Wound Rotor Induction Motor with Subsynchronous Converter Cascade in the Rotor Circuit:
The following points favour the application of a slip ring motor having static slip energy recovery scheme in the Subsynchronous Converter Cascade circuit, to drive a centrifugal pump (Fig. 7.10).
1.The delivery rate control of the pump is accomplished by speed control of the pump. The speed control of the motor is done by recovering the slip energy to the mains. The system has no slip losses, i.e., losses occurring due to drop in speed, Therefore the power requirement of the drive is to drive the load, plus Wound Rotor Induction Motor with Subsynchronous Converter and motor losses only. Based on the power consumption the system is preferred as it is very efficient.
2.A very smooth stepless control is possible, to avoid surges in the hydraulic system due to switching the pump sets on and off
3.Design capacity of static converter; the advantage of Wound Rotor Induction Motor with Subsynchronous Converter cascade in the rotor of an induction motor over the stator fed converter drives is that the static converter cascade need not be rated for full rating of the motor. The rating of the converter depends upon the range of speed control required below synchronous speed. As the speed range is limited to 30-50% the converter cascade also needs to be rated for 30-50% of the full However the converter should be so designed that it is capable of conducting the highest possible current at high speed and withstanding the highest possible voltage at the lowest speed. To accomplish this the actual design rating of the Wound Rotor Induction Motor with Subsynchronous Converter is slightly greater than the slip power. As the highest current and highest voltage do not occur simultaneously, the design rating of the Wound Rotor Induction Motor with Subsynchronous Converter can be reduced by switchable cascades.
4.Starting: Smooth starting of the motor is possible. The torque can be regulated by means of link current of cascade. The starting current peaks are not there.
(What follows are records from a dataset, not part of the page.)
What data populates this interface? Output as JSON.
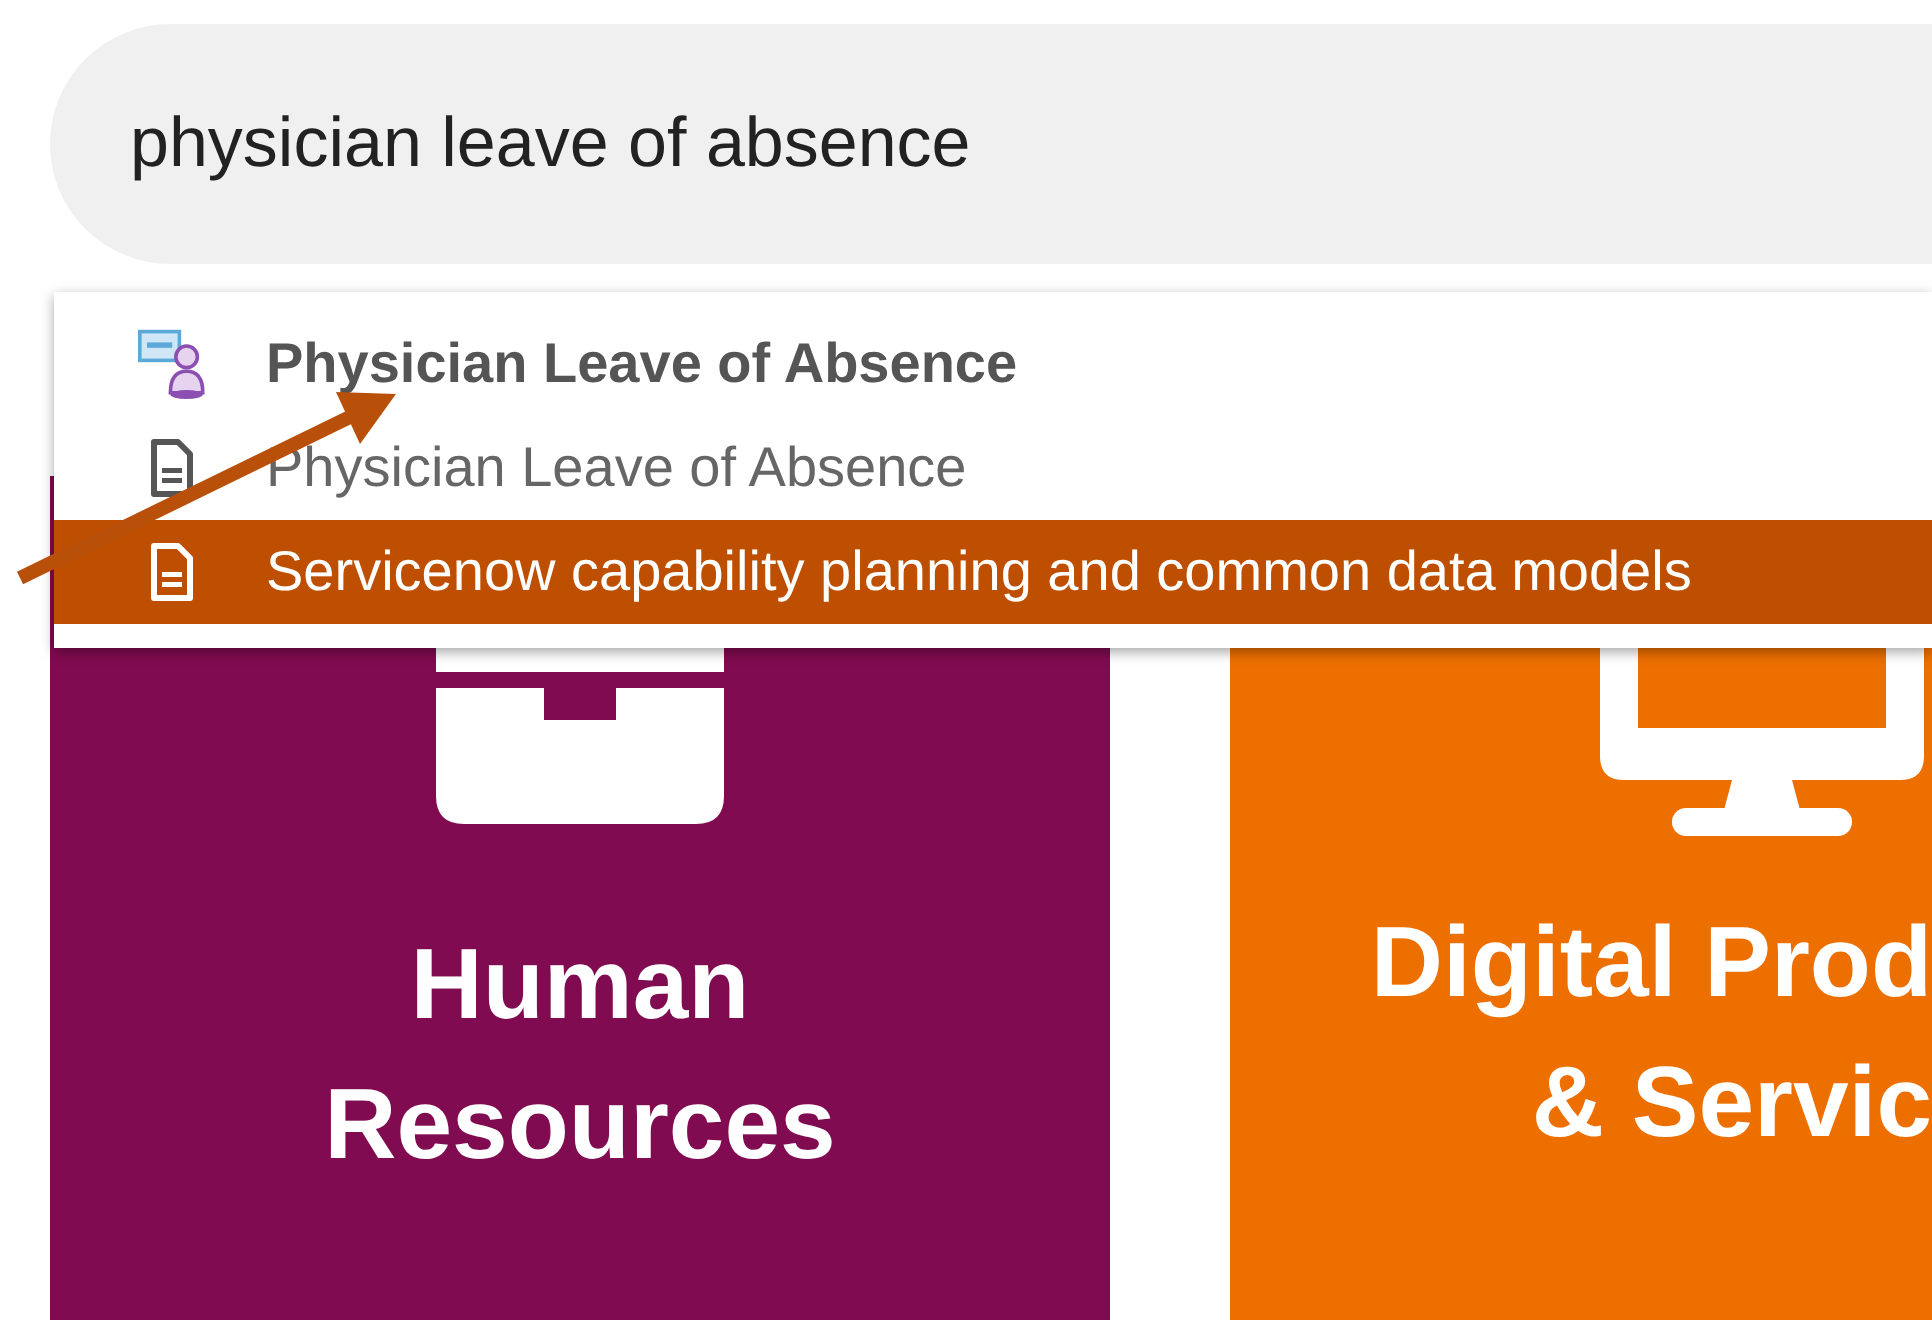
{
  "search": {
    "value": "physician leave of absence"
  },
  "suggestions": [
    {
      "kind": "record",
      "label": "Physician Leave of Absence",
      "selected": false
    },
    {
      "kind": "article",
      "label": "Physician Leave of Absence",
      "selected": false
    },
    {
      "kind": "article",
      "label": "Servicenow capability planning and common data models",
      "selected": true
    }
  ],
  "tiles": [
    {
      "kind": "briefcase",
      "color": "#800b50",
      "lines": [
        "Human",
        "Resources"
      ]
    },
    {
      "kind": "monitor",
      "color": "#ec6f00",
      "lines": [
        "Digital Prod",
        "& Servic"
      ]
    }
  ]
}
5.Operating safety and flexibility: The system has increased operating safety and provides flexible availability of the installation. In case of cascade converter failure and in any other emergency condition, it is possible to run the motor having speed control by means of varying the rotor resistance employed for starting. However the rotor resistance must have been designed to serve both the jobs. This possibility is not there with other systems. There is another flexibility of operation in using a Wound Rotor Induction Motor with Subsynchronous Converter. A given unit can be used with several induction motors and hence fewer converter cascades than pumps may be used. This is feasible if all pumps do not require speed control at the same time. Only that pump which requires speed control is used with the cascade and the pump which does not require speed control is used with normal induction motor. The pump to be regulated can be chosen at will and consequently the installation has a very highly flexible control.
6.The system can be developed for all power ranges and speeds of centrifugal pumps. The highest speed that is available is 1800 rpm and in exceptional cases this can be extended to 3600 rpm. Subsynchronous converter cascade is superior to converter fed dc motors with respect to this criterion. It is however inferior to converter fed synchronous motors which are available for speeds up to 6000 rpm.
7.To improve the performance, the following modifications are made in the development of the converter. A 12 pulse converter (Fig. 7.11) may be used to decrease the amplitude of pulsating torques and harmonic losses in the motor. The 12 pulse inverter presents only higher order harmonics and the line voltage distortion will be small. The pulsating torques are affected by the number of pulses of the rectifier. The 12 pulse arrangement of the inverter decreases the torque pulsation by decreasing the stator current and voltage distortion. 12 pulse inverters are required if the short circuit rating of the mains is lower than that of the motor. It is also required if the line is such that the harmonics of the inverter are capable of causing distortion
8.The main disadvantage of converter cascades is poor power factor due to phase control of the line side inverter. Methods have been developed to improve the power factor. One of these methods is the sequential control of the inverter on the line side. Sequential operation improves the power factor by requiring reduced reactive power.
Converter Fed Synchronous Motor Drive for Centrifugal Pumps
Converter fed synchronous motor satisfies all the above discussed criteria and has application to driving centrifugal pumps. Compared to the slip ring rotor with converter cascade this has advantages of:
- higher speed of operation up to 6000 rpm
- the simple converter due to machine commutation (with commutation assistance only at low speeds)
- the line power factor is better than converter cascade
- The features of soft starting and possibility of achieving a gearless drive both at very low and high speeds.